(Material for this exercise):
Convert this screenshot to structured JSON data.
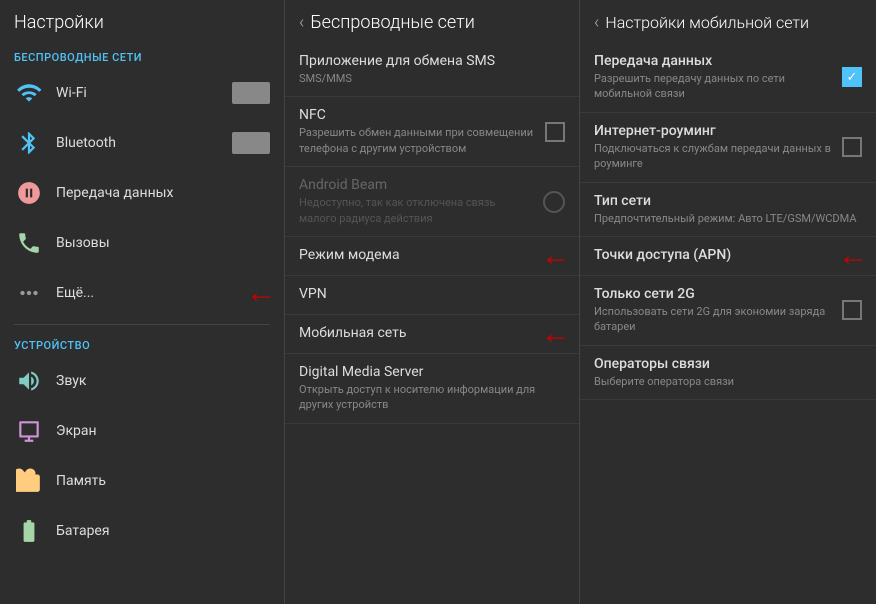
{
  "left_panel": {
    "title": "Настройки",
    "sections": [
      {
        "label": "БЕСПРОВОДНЫЕ СЕТИ",
        "items": [
          {
            "id": "wifi",
            "label": "Wi-Fi",
            "icon": "wifi",
            "has_toggle": true
          },
          {
            "id": "bluetooth",
            "label": "Bluetooth",
            "icon": "bluetooth",
            "has_toggle": true
          },
          {
            "id": "data",
            "label": "Передача данных",
            "icon": "data",
            "has_toggle": false
          },
          {
            "id": "calls",
            "label": "Вызовы",
            "icon": "calls",
            "has_toggle": false
          },
          {
            "id": "more",
            "label": "Ещё...",
            "icon": "more",
            "has_toggle": false,
            "has_red_arrow": true
          }
        ]
      },
      {
        "label": "УСТРОЙСТВО",
        "items": [
          {
            "id": "sound",
            "label": "Звук",
            "icon": "sound",
            "has_toggle": false
          },
          {
            "id": "display",
            "label": "Экран",
            "icon": "display",
            "has_toggle": false
          },
          {
            "id": "memory",
            "label": "Память",
            "icon": "memory",
            "has_toggle": false
          },
          {
            "id": "battery",
            "label": "Батарея",
            "icon": "battery",
            "has_toggle": false
          }
        ]
      }
    ]
  },
  "middle_panel": {
    "title": "Беспроводные сети",
    "items": [
      {
        "id": "sms",
        "title": "Приложение для обмена SMS",
        "subtitle": "SMS/MMS",
        "disabled": false,
        "has_checkbox": false
      },
      {
        "id": "nfc",
        "title": "NFC",
        "subtitle": "Разрешить обмен данными при совмещении телефона с другим устройством",
        "disabled": false,
        "has_checkbox": true,
        "checked": false
      },
      {
        "id": "android_beam",
        "title": "Android Beam",
        "subtitle": "Недоступно, так как отключена связь малого радиуса действия",
        "disabled": true,
        "has_checkbox": true,
        "checked": false,
        "circle_checkbox": true
      },
      {
        "id": "modem",
        "title": "Режим модема",
        "subtitle": "",
        "disabled": false,
        "has_checkbox": false,
        "has_red_arrow": true
      },
      {
        "id": "vpn",
        "title": "VPN",
        "subtitle": "",
        "disabled": false,
        "has_checkbox": false
      },
      {
        "id": "mobile_network",
        "title": "Мобильная сеть",
        "subtitle": "",
        "disabled": false,
        "has_checkbox": false,
        "has_red_arrow": true
      },
      {
        "id": "dms",
        "title": "Digital Media Server",
        "subtitle": "Открыть доступ к носителю информации для других устройств",
        "disabled": false,
        "has_checkbox": false
      }
    ]
  },
  "right_panel": {
    "title": "Настройки мобильной сети",
    "items": [
      {
        "id": "data_transfer",
        "title": "Передача данных",
        "subtitle": "Разрешить передачу данных по сети мобильной связи",
        "has_checkbox": true,
        "checked": true
      },
      {
        "id": "roaming",
        "title": "Интернет-роуминг",
        "subtitle": "Подключаться к службам передачи данных в роуминге",
        "has_checkbox": true,
        "checked": false
      },
      {
        "id": "network_type",
        "title": "Тип сети",
        "subtitle": "Предпочтительный режим: Авто LTE/GSM/WCDMA",
        "has_checkbox": false
      },
      {
        "id": "apn",
        "title": "Точки доступа (APN)",
        "subtitle": "",
        "has_checkbox": false,
        "has_red_arrow": true
      },
      {
        "id": "only_2g",
        "title": "Только сети 2G",
        "subtitle": "Использовать сети 2G для экономии заряда батареи",
        "has_checkbox": true,
        "checked": false
      },
      {
        "id": "operators",
        "title": "Операторы связи",
        "subtitle": "Выберите оператора связи",
        "has_checkbox": false
      }
    ]
  }
}
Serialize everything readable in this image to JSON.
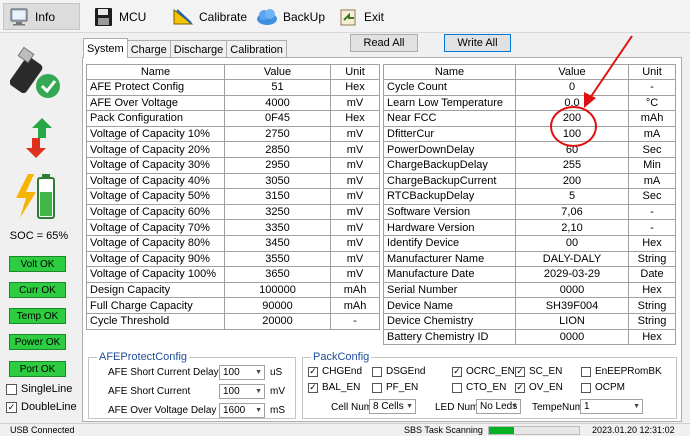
{
  "toolbar": {
    "items": [
      {
        "label": "Info",
        "icon": "info-icon"
      },
      {
        "label": "MCU",
        "icon": "floppy-disk-icon"
      },
      {
        "label": "Calibrate",
        "icon": "calibrate-icon"
      },
      {
        "label": "BackUp",
        "icon": "cloud-icon"
      },
      {
        "label": "Exit",
        "icon": "exit-icon"
      }
    ]
  },
  "sidebar": {
    "soc": "SOC = 65%",
    "indicators": [
      "Volt OK",
      "Curr OK",
      "Temp OK",
      "Power OK",
      "Port OK"
    ],
    "options": [
      {
        "label": "SingleLine",
        "checked": false
      },
      {
        "label": "DoubleLine",
        "checked": true
      }
    ]
  },
  "tabs": [
    "System",
    "Charge",
    "Discharge",
    "Calibration"
  ],
  "buttons": {
    "read_all": "Read All",
    "write_all": "Write All"
  },
  "left_table": {
    "headers": [
      "Name",
      "Value",
      "Unit"
    ],
    "rows": [
      [
        "AFE Protect Config",
        "51",
        "Hex"
      ],
      [
        "AFE Over Voltage",
        "4000",
        "mV"
      ],
      [
        "Pack Configuration",
        "0F45",
        "Hex"
      ],
      [
        "Voltage of Capacity 10%",
        "2750",
        "mV"
      ],
      [
        "Voltage of Capacity 20%",
        "2850",
        "mV"
      ],
      [
        "Voltage of Capacity 30%",
        "2950",
        "mV"
      ],
      [
        "Voltage of Capacity 40%",
        "3050",
        "mV"
      ],
      [
        "Voltage of Capacity 50%",
        "3150",
        "mV"
      ],
      [
        "Voltage of Capacity 60%",
        "3250",
        "mV"
      ],
      [
        "Voltage of Capacity 70%",
        "3350",
        "mV"
      ],
      [
        "Voltage of Capacity 80%",
        "3450",
        "mV"
      ],
      [
        "Voltage of Capacity 90%",
        "3550",
        "mV"
      ],
      [
        "Voltage of Capacity 100%",
        "3650",
        "mV"
      ],
      [
        "Design Capacity",
        "100000",
        "mAh"
      ],
      [
        "Full Charge Capacity",
        "90000",
        "mAh"
      ],
      [
        "Cycle Threshold",
        "20000",
        "-"
      ]
    ]
  },
  "right_table": {
    "headers": [
      "Name",
      "Value",
      "Unit"
    ],
    "rows": [
      [
        "Cycle Count",
        "0",
        "-"
      ],
      [
        "Learn Low Temperature",
        "0.0",
        "°C"
      ],
      [
        "Near FCC",
        "200",
        "mAh"
      ],
      [
        "DfitterCur",
        "100",
        "mA"
      ],
      [
        "PowerDownDelay",
        "60",
        "Sec"
      ],
      [
        "ChargeBackupDelay",
        "255",
        "Min"
      ],
      [
        "ChargeBackupCurrent",
        "200",
        "mA"
      ],
      [
        "RTCBackupDelay",
        "5",
        "Sec"
      ],
      [
        "Software Version",
        "7,06",
        "-"
      ],
      [
        "Hardware Version",
        "2,10",
        "-"
      ],
      [
        "Identify Device",
        "00",
        "Hex"
      ],
      [
        "Manufacturer Name",
        "DALY-DALY",
        "String"
      ],
      [
        "Manufacture Date",
        "2029-03-29",
        "Date"
      ],
      [
        "Serial Number",
        "0000",
        "Hex"
      ],
      [
        "Device Name",
        "SH39F004",
        "String"
      ],
      [
        "Device Chemistry",
        "LION",
        "String"
      ],
      [
        "Battery Chemistry ID",
        "0000",
        "Hex"
      ]
    ]
  },
  "afe": {
    "title": "AFEProtectConfig",
    "rows": [
      {
        "label": "AFE Short Current Delay",
        "value": "100",
        "unit": "uS"
      },
      {
        "label": "AFE Short Current",
        "value": "100",
        "unit": "mV"
      },
      {
        "label": "AFE Over Voltage Delay",
        "value": "1600",
        "unit": "mS"
      }
    ]
  },
  "pack": {
    "title": "PackConfig",
    "flags": [
      {
        "label": "CHGEnd",
        "checked": true
      },
      {
        "label": "DSGEnd",
        "checked": false
      },
      {
        "label": "OCRC_EN",
        "checked": true
      },
      {
        "label": "SC_EN",
        "checked": true
      },
      {
        "label": "EnEEPRomBK",
        "checked": false
      },
      {
        "label": "BAL_EN",
        "checked": true
      },
      {
        "label": "PF_EN",
        "checked": false
      },
      {
        "label": "CTO_EN",
        "checked": false
      },
      {
        "label": "OV_EN",
        "checked": true
      },
      {
        "label": "OCPM",
        "checked": false
      }
    ],
    "cell_num_label": "Cell Num",
    "cell_num_value": "8 Cells",
    "led_num_label": "LED Num",
    "led_num_value": "No Leds",
    "tempe_num_label": "TempeNum",
    "tempe_num_value": "1"
  },
  "status": {
    "connection": "USB Connected",
    "task": "SBS Task Scanning",
    "progress_fraction": 0.28,
    "datetime": "2023.01.20  12:31:02"
  },
  "colors": {
    "indicator_green": "#2ecc40",
    "highlight_red": "#e01010",
    "progress_green": "#06b025"
  }
}
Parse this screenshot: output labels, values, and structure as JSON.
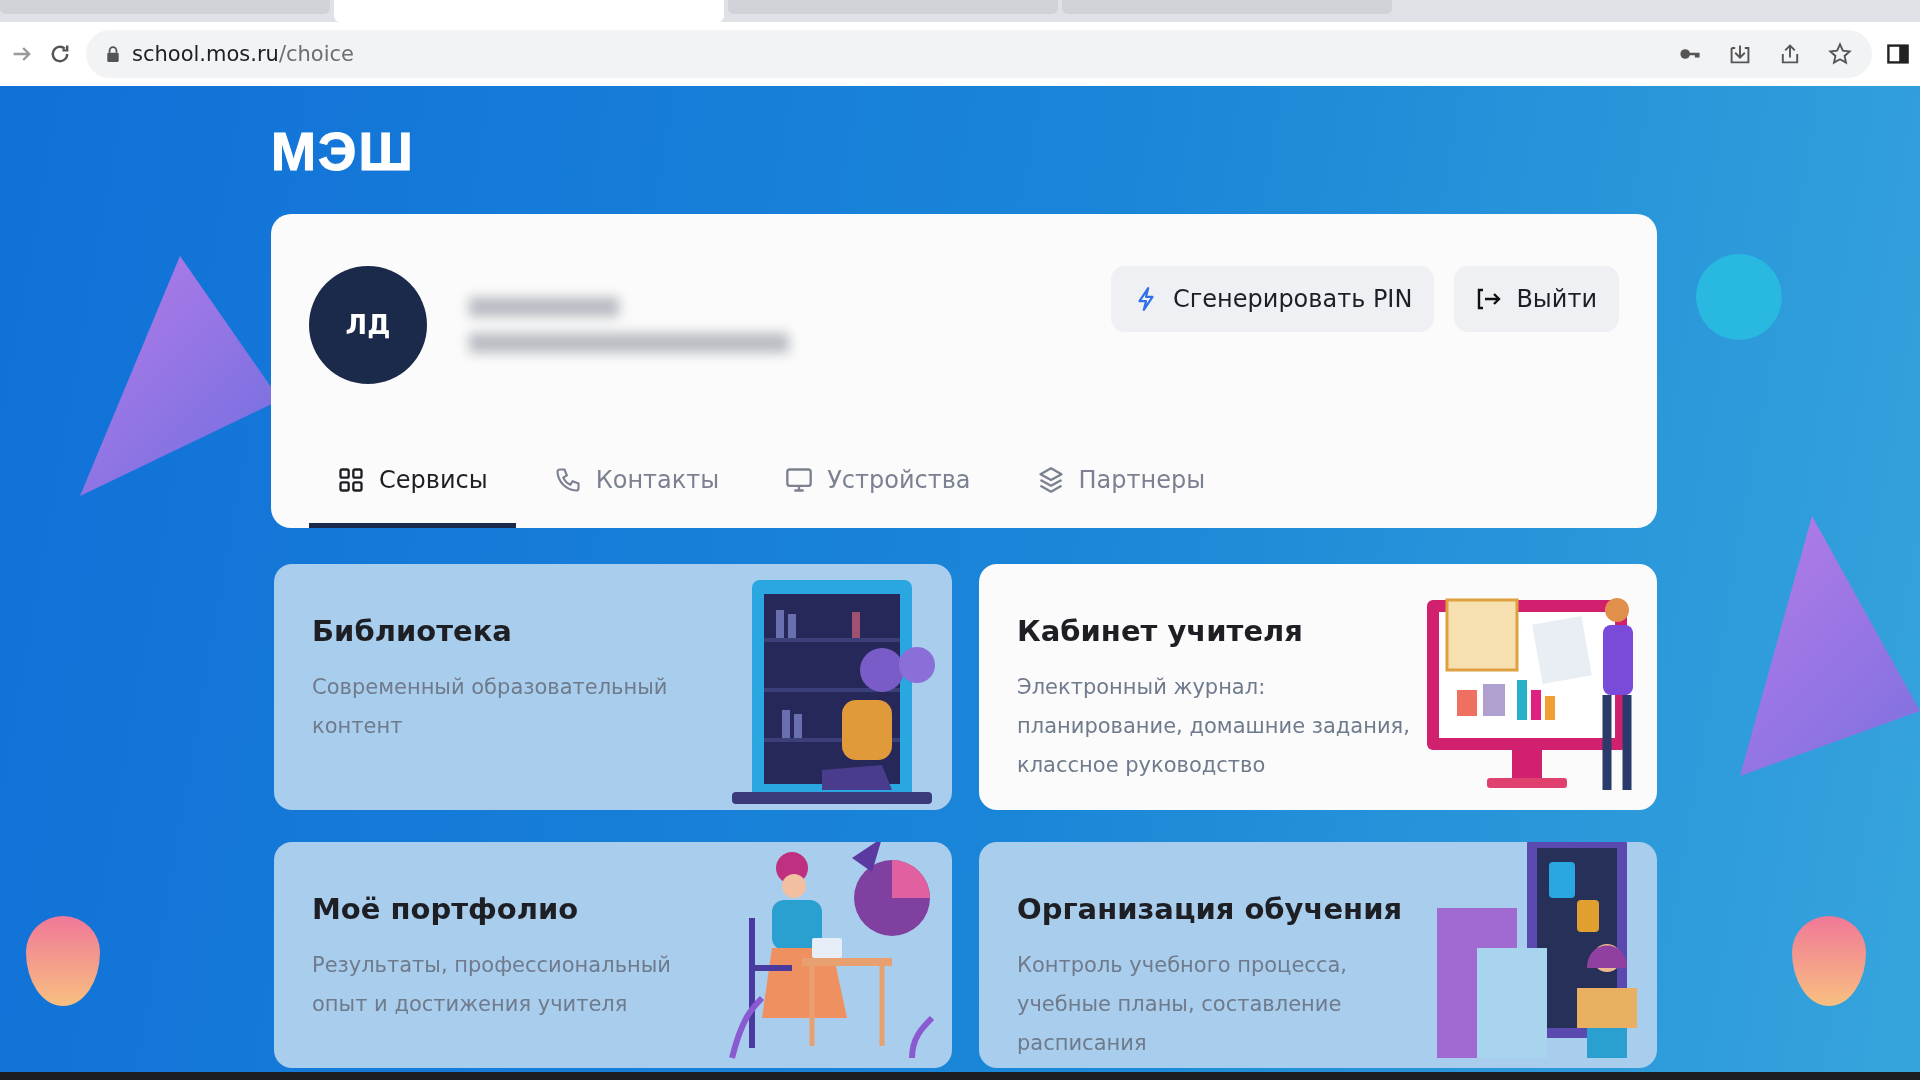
{
  "browser": {
    "tabs": [
      {
        "selected": false
      },
      {
        "selected": true
      },
      {
        "selected": false
      },
      {
        "selected": false
      }
    ],
    "url_host": "school.mos.ru",
    "url_path": "/choice"
  },
  "logo": "МЭШ",
  "profile": {
    "initials": "ЛД"
  },
  "actions": [
    {
      "kind": "pin",
      "label": "Сгенерировать PIN"
    },
    {
      "kind": "logout",
      "label": "Выйти"
    }
  ],
  "tabs": [
    {
      "label": "Сервисы",
      "selected": true
    },
    {
      "label": "Контакты",
      "selected": false
    },
    {
      "label": "Устройства",
      "selected": false
    },
    {
      "label": "Партнеры",
      "selected": false
    }
  ],
  "services": [
    {
      "title": "Библиотека",
      "description": "Современный образовательный контент",
      "hovered": false
    },
    {
      "title": "Кабинет учителя",
      "description": "Электронный журнал: планирование, домашние задания, классное руководство",
      "hovered": true
    },
    {
      "title": "Моё портфолио",
      "description": "Результаты, профессиональный опыт и достижения учителя",
      "hovered": false
    },
    {
      "title": "Организация обучения",
      "description": "Контроль учебного процесса, учебные планы, составление расписания",
      "hovered": false
    }
  ]
}
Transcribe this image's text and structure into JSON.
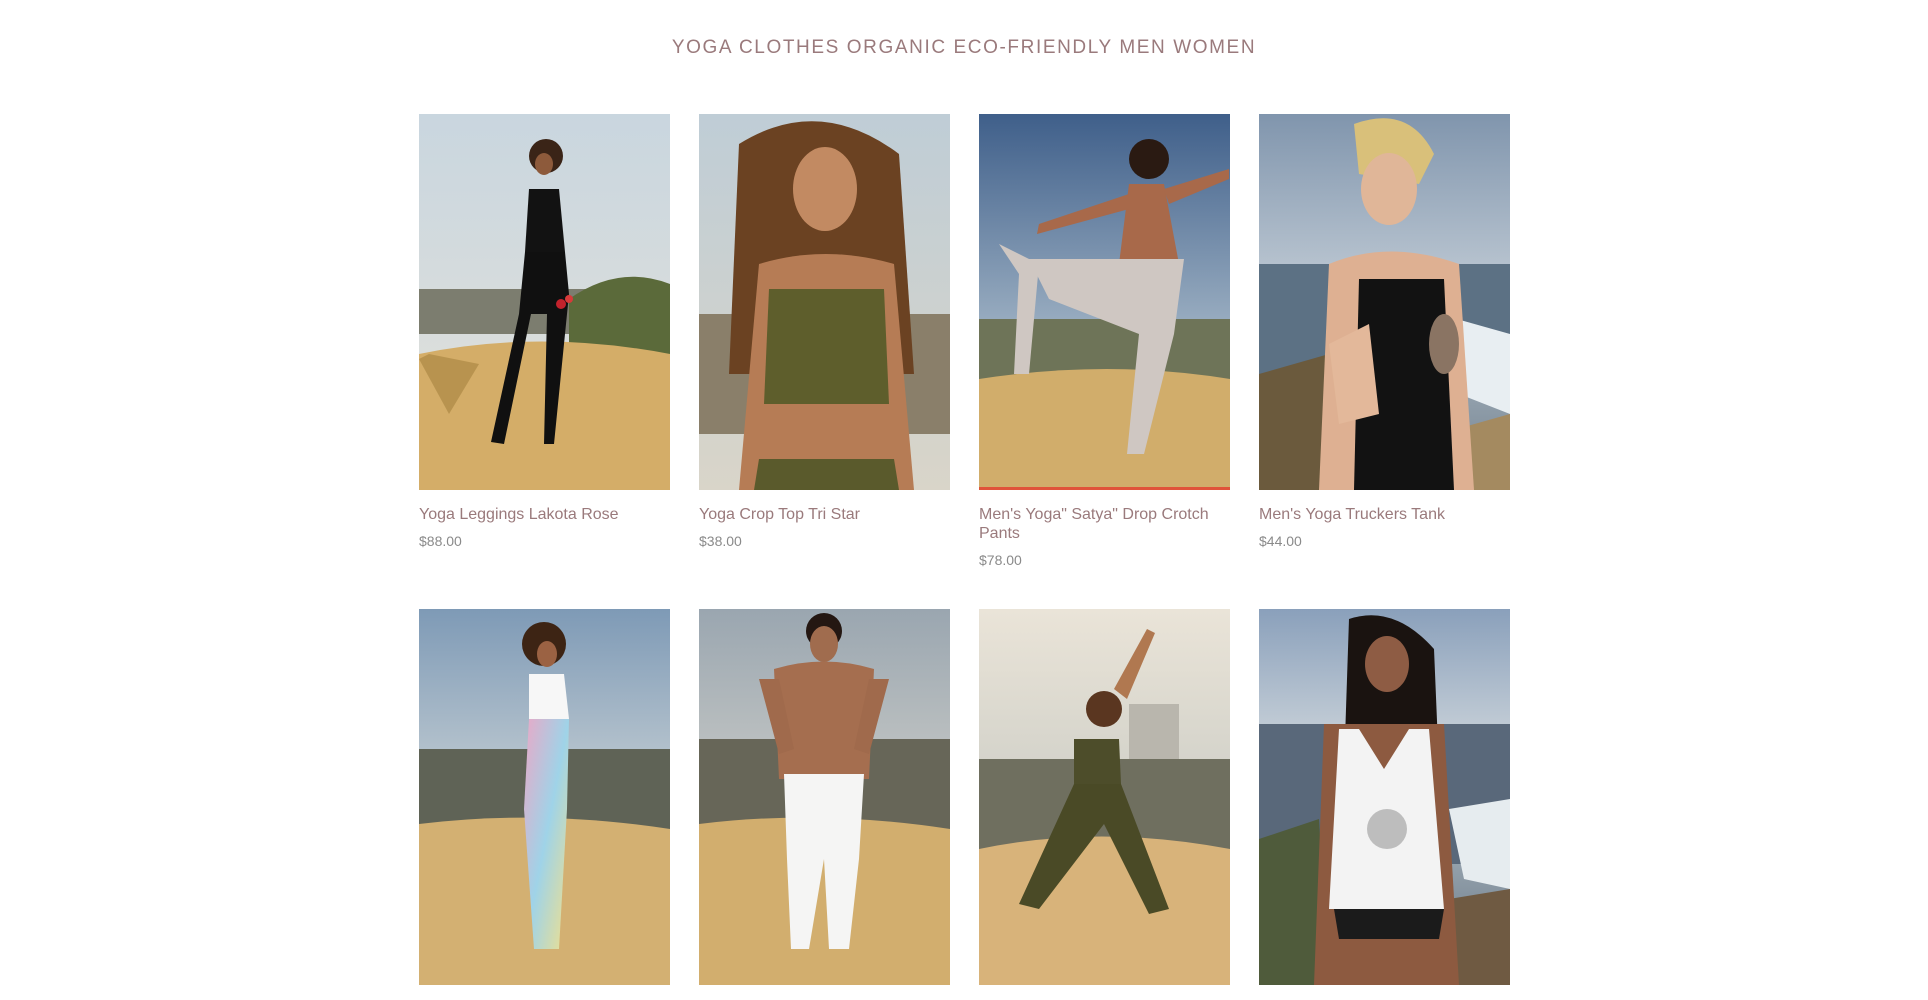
{
  "page": {
    "title": "YOGA CLOTHES ORGANIC ECO-FRIENDLY MEN WOMEN"
  },
  "products": [
    {
      "name": "Yoga Leggings Lakota Rose",
      "price": "$88.00"
    },
    {
      "name": "Yoga Crop Top Tri Star",
      "price": "$38.00"
    },
    {
      "name": "Men's Yoga\" Satya\" Drop Crotch Pants",
      "price": "$78.00"
    },
    {
      "name": "Men's Yoga Truckers Tank",
      "price": "$44.00"
    },
    {
      "name": "",
      "price": ""
    },
    {
      "name": "",
      "price": ""
    },
    {
      "name": "",
      "price": ""
    },
    {
      "name": "",
      "price": ""
    }
  ],
  "colors": {
    "title": "#9a7a7c",
    "price": "#8a8a8a",
    "highlight": "#e0533a"
  }
}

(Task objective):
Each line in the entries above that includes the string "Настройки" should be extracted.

(Result below):
    "title": "Настройки",
    "title": "Настройки мобильной сети",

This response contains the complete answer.